_WHAT IS REQUIRED_: Copy every line of the data that includes the string "praesentium".

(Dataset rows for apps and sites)
※ ※ ※

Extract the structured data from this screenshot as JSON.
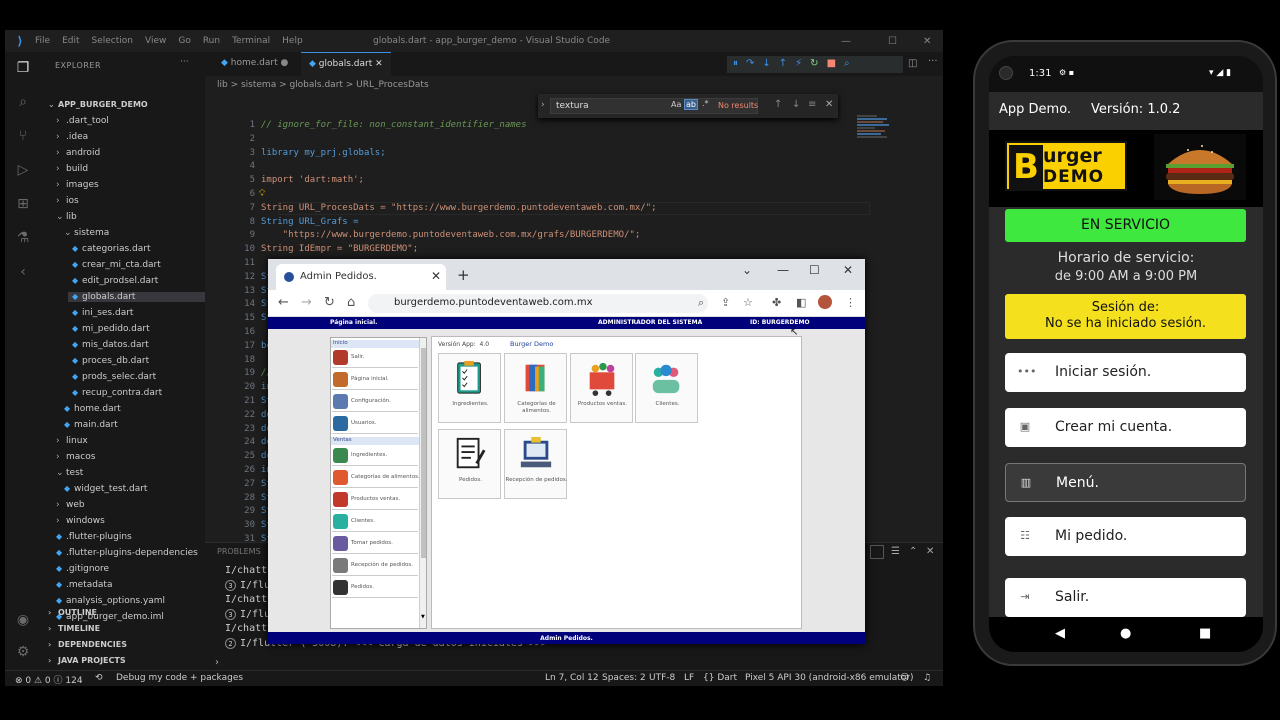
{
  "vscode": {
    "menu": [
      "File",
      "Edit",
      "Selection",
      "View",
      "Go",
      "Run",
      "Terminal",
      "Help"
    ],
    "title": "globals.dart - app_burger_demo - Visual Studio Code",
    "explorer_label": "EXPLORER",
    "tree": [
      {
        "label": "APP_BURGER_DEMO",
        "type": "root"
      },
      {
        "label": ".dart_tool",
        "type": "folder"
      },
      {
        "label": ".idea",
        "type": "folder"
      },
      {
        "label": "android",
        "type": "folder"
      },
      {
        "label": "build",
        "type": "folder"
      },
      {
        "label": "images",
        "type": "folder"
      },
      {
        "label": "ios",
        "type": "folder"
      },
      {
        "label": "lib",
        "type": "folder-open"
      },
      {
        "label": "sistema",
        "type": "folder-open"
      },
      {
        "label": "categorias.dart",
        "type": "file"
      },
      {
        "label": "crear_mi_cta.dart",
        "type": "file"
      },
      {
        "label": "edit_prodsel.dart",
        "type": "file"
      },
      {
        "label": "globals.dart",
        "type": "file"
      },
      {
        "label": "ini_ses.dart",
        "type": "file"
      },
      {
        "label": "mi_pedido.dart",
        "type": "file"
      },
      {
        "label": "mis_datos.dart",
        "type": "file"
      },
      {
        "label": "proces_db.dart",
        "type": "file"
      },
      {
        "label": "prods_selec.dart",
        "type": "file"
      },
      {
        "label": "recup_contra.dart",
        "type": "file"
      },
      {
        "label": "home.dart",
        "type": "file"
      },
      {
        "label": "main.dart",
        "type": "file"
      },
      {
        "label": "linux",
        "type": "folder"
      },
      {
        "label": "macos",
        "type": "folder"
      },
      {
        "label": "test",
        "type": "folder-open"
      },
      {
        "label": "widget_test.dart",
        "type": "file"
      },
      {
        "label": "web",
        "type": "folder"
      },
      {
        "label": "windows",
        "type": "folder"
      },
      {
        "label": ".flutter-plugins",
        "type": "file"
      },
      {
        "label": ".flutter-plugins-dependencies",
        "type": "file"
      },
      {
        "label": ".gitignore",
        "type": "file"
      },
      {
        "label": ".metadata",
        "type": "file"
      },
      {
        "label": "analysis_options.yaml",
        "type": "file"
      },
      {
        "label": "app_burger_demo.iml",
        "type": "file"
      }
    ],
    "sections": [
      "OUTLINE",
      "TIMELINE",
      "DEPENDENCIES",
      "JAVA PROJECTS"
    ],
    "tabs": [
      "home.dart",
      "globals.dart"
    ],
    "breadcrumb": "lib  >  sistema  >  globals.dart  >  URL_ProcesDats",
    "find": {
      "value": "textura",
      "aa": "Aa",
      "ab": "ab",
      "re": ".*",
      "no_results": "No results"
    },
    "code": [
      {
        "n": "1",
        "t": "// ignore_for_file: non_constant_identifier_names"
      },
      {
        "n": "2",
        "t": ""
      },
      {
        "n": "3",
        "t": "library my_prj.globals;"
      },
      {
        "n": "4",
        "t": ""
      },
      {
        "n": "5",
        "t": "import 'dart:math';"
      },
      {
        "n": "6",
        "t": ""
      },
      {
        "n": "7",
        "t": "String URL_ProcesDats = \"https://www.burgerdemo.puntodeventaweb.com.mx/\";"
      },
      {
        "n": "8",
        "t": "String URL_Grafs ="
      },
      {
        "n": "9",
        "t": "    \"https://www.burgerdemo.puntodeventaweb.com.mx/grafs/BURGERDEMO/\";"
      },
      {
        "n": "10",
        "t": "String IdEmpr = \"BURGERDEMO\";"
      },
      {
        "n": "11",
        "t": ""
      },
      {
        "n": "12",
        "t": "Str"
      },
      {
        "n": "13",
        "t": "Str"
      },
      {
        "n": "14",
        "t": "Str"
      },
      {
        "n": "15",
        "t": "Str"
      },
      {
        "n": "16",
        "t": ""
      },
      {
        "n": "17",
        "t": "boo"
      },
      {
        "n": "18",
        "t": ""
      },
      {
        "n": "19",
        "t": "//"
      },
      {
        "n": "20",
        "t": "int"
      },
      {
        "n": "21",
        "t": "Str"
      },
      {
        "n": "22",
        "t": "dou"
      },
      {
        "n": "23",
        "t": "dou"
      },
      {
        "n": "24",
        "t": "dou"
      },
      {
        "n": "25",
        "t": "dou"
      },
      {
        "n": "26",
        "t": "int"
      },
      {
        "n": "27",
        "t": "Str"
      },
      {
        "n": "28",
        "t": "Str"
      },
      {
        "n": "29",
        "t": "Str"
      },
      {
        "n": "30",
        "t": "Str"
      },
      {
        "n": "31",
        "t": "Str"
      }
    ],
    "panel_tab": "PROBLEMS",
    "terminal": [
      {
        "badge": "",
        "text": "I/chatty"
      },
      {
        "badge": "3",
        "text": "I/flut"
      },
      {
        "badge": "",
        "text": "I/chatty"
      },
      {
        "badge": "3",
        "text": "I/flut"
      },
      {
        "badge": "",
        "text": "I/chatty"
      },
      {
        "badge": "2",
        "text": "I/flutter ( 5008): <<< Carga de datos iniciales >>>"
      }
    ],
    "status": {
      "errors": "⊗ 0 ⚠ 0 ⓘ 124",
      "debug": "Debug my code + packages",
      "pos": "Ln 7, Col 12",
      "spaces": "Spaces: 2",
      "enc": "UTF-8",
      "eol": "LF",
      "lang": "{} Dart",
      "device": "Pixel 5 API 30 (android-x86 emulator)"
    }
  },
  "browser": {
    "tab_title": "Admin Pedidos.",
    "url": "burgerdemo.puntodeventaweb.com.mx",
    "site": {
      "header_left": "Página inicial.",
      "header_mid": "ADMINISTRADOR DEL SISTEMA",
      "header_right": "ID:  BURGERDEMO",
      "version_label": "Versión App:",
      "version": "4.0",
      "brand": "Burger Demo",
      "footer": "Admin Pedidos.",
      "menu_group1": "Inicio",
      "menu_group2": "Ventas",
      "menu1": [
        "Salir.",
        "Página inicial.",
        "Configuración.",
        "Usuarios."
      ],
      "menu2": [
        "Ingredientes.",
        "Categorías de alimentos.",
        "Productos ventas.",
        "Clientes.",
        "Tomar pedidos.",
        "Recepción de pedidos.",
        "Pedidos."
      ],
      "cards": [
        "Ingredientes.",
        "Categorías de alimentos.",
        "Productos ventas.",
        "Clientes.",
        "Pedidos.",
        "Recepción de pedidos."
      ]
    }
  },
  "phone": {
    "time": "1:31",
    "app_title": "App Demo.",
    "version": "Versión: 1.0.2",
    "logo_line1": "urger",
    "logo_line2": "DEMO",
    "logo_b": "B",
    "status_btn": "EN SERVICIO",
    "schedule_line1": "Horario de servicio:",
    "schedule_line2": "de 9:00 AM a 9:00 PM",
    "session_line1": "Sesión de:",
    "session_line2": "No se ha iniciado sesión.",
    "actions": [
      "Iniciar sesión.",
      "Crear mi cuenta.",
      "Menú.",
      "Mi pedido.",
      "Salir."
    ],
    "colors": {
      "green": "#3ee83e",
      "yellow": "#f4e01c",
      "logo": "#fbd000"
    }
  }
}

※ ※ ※

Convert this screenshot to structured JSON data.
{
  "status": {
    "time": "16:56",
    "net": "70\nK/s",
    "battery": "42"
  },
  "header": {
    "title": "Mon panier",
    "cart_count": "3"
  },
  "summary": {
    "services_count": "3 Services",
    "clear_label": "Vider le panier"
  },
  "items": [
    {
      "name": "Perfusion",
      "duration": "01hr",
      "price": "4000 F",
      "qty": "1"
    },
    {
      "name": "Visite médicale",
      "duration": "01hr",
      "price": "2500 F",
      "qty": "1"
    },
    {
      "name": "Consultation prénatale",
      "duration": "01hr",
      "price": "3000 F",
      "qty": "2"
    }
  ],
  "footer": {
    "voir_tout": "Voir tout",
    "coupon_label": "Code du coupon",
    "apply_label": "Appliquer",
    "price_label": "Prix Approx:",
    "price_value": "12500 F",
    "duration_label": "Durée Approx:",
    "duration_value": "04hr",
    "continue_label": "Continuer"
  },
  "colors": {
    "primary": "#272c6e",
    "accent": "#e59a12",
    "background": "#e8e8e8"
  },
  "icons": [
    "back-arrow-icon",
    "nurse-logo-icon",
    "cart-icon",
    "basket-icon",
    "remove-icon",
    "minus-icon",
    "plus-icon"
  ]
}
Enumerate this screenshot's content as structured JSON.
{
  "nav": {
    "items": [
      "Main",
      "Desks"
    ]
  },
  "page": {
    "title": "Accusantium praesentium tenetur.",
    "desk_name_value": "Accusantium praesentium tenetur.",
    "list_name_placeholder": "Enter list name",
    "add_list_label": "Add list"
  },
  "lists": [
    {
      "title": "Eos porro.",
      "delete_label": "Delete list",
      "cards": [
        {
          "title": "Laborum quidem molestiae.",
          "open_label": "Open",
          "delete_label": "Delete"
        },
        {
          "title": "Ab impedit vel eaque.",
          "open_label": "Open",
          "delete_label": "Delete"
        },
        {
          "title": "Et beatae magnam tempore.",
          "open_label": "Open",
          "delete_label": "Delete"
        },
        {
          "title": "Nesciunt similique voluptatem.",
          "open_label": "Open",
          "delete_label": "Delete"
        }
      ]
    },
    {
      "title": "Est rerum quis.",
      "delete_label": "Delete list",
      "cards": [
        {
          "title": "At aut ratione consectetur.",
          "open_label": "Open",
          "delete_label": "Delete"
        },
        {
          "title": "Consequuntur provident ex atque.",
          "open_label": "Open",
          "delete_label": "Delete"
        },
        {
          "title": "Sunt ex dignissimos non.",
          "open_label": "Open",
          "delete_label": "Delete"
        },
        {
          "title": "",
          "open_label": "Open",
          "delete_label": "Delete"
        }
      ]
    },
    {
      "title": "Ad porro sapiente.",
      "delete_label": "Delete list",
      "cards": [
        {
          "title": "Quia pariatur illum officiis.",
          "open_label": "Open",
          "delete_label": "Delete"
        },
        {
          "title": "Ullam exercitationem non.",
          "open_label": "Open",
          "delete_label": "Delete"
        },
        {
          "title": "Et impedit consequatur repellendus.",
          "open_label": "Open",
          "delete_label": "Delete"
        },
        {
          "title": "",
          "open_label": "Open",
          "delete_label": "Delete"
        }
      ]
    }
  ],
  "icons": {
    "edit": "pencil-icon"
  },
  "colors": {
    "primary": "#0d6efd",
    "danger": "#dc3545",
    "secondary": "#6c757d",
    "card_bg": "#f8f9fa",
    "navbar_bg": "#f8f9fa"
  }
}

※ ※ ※

_SOLVED PROBLEM_:
    "title": "Accusantium praesentium tenetur.",
    "desk_name_value": "Accusantium praesentium tenetur.",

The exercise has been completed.